Film makers avoid a transparent film because: Bright exposing light will penetrate and then hit the pressure plate. The pressure plate has a flat black coat. Nevertheless, highlights are bright and will reflect, re-exposing the film from the rear. This causes a halo like effect surrounding highlights called a halation. To avoid, modern films have an opaque anti-halation coat on their reverse.
The French physicist, Gabriel Lippmann experimented with transparent film plates. He exposed them with a mirror backing. Mostly he used mercury for this reflective surface. He used a reduced exposure. The reflected light re-traversing, completed the exposure. The light waves traced out a chain-like path. At the cross point, at the beginning and end of the chain like links, the exposure is doubled. Thus the intensity of the exposure is at the cross points. The developed film had metallic silver formed at these points. The spacing is exactly the wave length of the exposing light. Because the metallic silver spacing forms a maze that only allows one frequency to pass. This is the exact frequency of the light that made the exposure. The frequency is that feature of light that give it the colors we perceive. Looking at this image via backlighting, we see a full color picture. This is true even though the film was a black and white material.

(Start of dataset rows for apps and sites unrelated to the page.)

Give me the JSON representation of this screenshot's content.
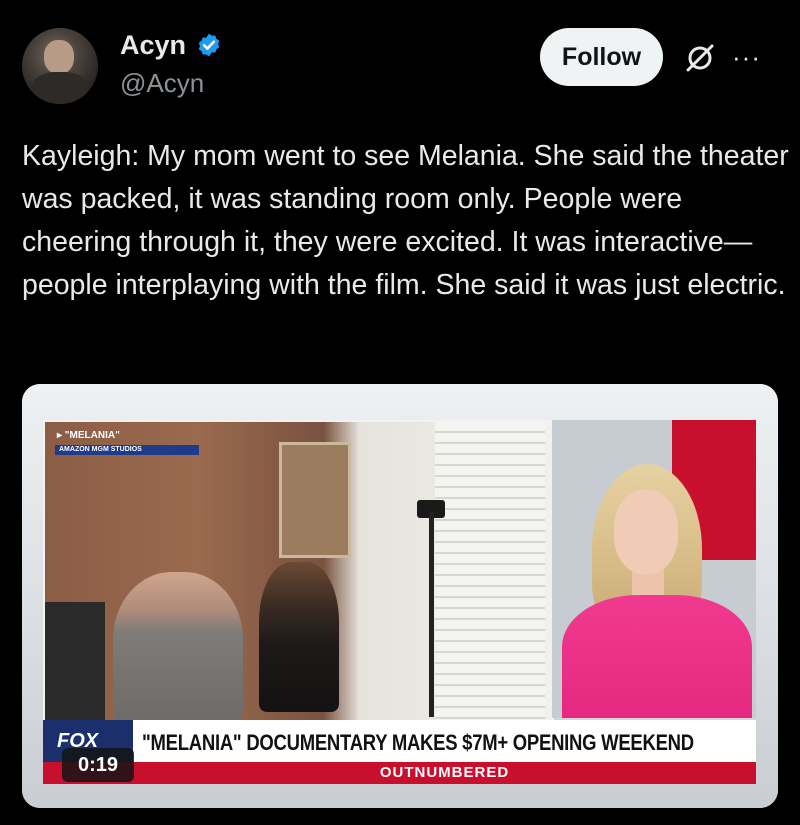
{
  "author": {
    "name": "Acyn",
    "handle": "@Acyn",
    "verified_color": "#1d9bf0"
  },
  "header": {
    "follow_label": "Follow",
    "grok_icon": "grok-icon",
    "more_icon_text": "···"
  },
  "tweet": {
    "text": "Kayleigh: My mom went to see Melania. She said the theater was packed, it was standing room only. People were cheering through it, they were excited. It was interactive—people interplaying with the film. She said it was just electric."
  },
  "media": {
    "duration": "0:19",
    "inset_title": "▸ \"MELANIA\"",
    "inset_subtitle": "AMAZON MGM STUDIOS",
    "network_logo": "FOX",
    "headline": "\"MELANIA\" DOCUMENTARY MAKES $7M+ OPENING WEEKEND",
    "show_name": "OUTNUMBERED"
  }
}
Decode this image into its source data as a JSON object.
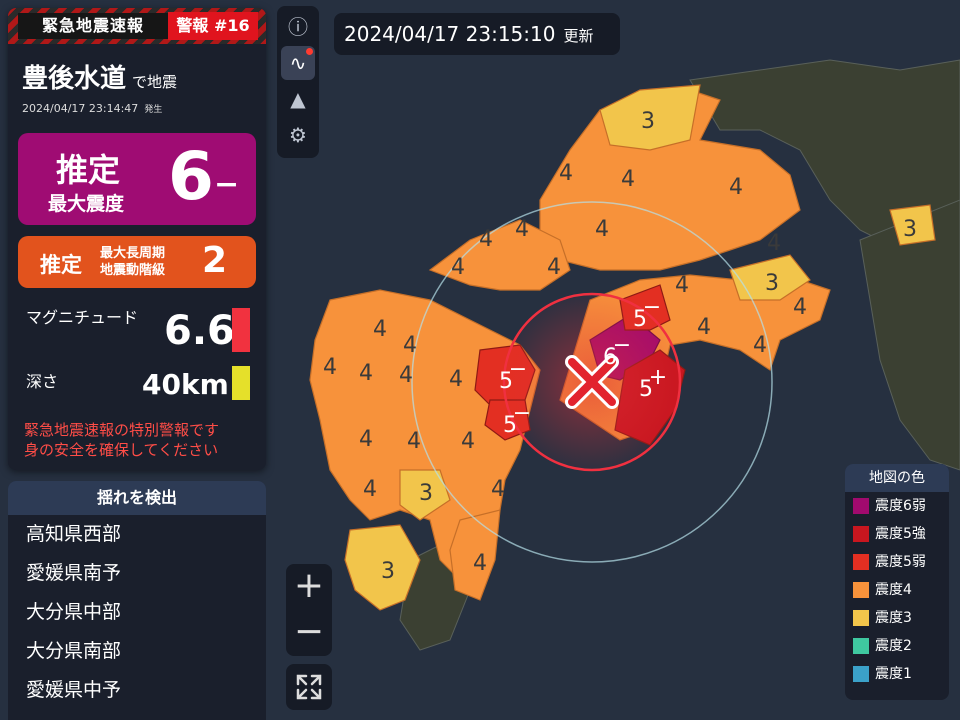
{
  "header": {
    "title": "緊急地震速報",
    "badge": "警報 #16"
  },
  "quake": {
    "place": "豊後水道",
    "place_suffix": "で地震",
    "occurred_time": "2024/04/17 23:14:47",
    "occurred_label": "発生",
    "max_intensity_label_1": "推定",
    "max_intensity_label_2": "最大震度",
    "max_intensity": "6",
    "max_intensity_mod": "−",
    "long_period_label_1": "推定",
    "long_period_label_2a": "最大長周期",
    "long_period_label_2b": "地震動階級",
    "long_period_class": "2",
    "magnitude_label": "マグニチュード",
    "magnitude": "6.6",
    "magnitude_color": "#f1323f",
    "depth_label": "深さ",
    "depth": "40km",
    "depth_color": "#e5e02a",
    "warning_line_1": "緊急地震速報の特別警報です",
    "warning_line_2": "身の安全を確保してください"
  },
  "detected": {
    "title": "揺れを検出",
    "items": [
      "高知県西部",
      "愛媛県南予",
      "大分県中部",
      "大分県南部",
      "愛媛県中予"
    ]
  },
  "toolbar": {
    "items": [
      {
        "icon": "info-icon",
        "glyph": "ⓘ"
      },
      {
        "icon": "waveform-icon",
        "glyph": "∿"
      },
      {
        "icon": "mountain-icon",
        "glyph": "▲"
      },
      {
        "icon": "gear-icon",
        "glyph": "⚙"
      }
    ]
  },
  "timebar": {
    "time": "2024/04/17 23:15:10",
    "label": "更新"
  },
  "zoom": {
    "plus": "+",
    "minus": "−"
  },
  "legend": {
    "title": "地図の色",
    "items": [
      {
        "label": "震度6弱",
        "color": "#a10a6e"
      },
      {
        "label": "震度5強",
        "color": "#c8161f"
      },
      {
        "label": "震度5弱",
        "color": "#e32f22"
      },
      {
        "label": "震度4",
        "color": "#f7923b"
      },
      {
        "label": "震度3",
        "color": "#f2c54b"
      },
      {
        "label": "震度2",
        "color": "#3fc8a0"
      },
      {
        "label": "震度1",
        "color": "#3ba1c9"
      }
    ]
  },
  "map": {
    "colors": {
      "sea": "#283040",
      "land": "#3a4030",
      "s4": "#f7923b",
      "s3": "#f2c54b",
      "s5m": "#e32f22",
      "s5p": "#c8161f",
      "s6m": "#a10a6e"
    },
    "labels": {
      "s3": "3",
      "s4": "4",
      "s5m": "5",
      "s5p": "5",
      "s6m": "6",
      "minus": "−",
      "plus": "+"
    }
  }
}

The Lippmann process, based on a transparent film with mirror backing, is a laboratory curiosity. The process yields beautiful color slides, but the difficulty of viewing and the difficulty of making a copy doomed the popularly of this process.